▶ [What this task involves]: Give the number of lines in the data below where the word "Rüdiger" appears, and nothing besides.

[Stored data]
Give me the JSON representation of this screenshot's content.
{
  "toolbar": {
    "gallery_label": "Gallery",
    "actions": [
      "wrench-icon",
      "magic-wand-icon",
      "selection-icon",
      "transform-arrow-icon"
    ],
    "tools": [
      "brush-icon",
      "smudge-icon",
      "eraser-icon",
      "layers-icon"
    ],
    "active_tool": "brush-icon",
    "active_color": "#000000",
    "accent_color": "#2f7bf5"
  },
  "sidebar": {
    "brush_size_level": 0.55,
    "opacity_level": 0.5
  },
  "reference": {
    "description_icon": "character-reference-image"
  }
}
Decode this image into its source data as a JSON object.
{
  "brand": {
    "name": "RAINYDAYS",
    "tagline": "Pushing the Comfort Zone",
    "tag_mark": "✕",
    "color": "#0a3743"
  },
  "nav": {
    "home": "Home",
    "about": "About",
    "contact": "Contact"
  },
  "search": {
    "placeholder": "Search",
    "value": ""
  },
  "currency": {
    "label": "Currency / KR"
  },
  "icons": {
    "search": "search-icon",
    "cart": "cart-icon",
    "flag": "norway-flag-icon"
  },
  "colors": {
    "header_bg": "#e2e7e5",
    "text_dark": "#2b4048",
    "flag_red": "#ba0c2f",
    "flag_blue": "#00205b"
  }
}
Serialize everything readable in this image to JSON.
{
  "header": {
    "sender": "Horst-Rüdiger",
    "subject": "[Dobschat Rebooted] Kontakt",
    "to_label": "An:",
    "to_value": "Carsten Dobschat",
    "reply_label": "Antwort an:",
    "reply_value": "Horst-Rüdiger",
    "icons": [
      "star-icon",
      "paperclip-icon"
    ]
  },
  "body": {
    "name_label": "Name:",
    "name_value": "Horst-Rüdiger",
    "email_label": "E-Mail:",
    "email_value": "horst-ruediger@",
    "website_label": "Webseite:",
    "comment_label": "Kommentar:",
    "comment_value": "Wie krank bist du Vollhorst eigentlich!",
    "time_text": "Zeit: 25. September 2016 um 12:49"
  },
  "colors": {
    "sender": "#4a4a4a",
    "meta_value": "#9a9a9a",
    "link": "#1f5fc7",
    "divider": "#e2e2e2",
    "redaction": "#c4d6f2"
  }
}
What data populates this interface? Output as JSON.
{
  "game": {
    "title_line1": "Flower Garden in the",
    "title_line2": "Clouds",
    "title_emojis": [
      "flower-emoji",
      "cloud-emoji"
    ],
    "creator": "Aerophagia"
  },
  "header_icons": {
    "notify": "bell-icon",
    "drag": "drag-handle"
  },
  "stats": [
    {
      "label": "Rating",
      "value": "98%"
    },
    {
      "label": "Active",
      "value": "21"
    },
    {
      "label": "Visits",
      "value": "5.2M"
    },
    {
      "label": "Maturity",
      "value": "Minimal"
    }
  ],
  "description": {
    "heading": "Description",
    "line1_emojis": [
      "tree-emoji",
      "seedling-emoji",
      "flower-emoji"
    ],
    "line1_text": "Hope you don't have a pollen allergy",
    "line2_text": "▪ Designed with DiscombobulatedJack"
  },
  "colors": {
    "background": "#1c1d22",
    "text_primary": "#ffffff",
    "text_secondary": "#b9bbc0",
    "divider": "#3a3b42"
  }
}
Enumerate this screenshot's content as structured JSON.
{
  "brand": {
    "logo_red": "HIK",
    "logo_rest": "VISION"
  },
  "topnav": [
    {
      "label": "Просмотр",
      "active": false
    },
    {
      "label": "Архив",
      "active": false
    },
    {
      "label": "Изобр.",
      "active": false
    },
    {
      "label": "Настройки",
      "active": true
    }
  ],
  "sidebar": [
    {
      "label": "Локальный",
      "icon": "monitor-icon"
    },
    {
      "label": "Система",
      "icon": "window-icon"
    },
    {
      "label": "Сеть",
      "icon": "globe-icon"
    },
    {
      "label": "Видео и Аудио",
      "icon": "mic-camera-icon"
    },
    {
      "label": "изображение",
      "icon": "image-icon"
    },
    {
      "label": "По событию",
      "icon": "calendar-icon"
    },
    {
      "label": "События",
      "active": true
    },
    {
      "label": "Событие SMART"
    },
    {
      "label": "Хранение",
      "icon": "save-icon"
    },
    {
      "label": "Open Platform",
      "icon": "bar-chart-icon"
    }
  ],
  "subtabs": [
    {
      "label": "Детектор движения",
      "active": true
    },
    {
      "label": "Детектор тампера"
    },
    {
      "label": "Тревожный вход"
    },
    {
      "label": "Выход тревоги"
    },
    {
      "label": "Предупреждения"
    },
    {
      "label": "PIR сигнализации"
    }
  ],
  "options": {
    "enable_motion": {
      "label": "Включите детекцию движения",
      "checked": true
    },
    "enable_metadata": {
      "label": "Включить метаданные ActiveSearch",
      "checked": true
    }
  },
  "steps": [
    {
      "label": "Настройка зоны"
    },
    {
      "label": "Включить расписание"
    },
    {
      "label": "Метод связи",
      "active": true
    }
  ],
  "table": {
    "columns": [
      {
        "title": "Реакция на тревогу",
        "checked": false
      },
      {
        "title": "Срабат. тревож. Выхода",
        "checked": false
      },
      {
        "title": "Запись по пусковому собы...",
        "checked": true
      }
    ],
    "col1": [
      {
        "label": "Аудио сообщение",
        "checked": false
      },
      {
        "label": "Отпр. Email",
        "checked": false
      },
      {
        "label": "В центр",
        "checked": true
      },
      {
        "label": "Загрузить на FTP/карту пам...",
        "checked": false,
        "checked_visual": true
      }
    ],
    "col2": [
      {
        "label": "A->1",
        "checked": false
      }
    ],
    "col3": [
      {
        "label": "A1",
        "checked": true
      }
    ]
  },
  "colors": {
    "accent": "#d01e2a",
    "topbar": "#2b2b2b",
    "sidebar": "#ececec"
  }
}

▶ [Task answer]: 3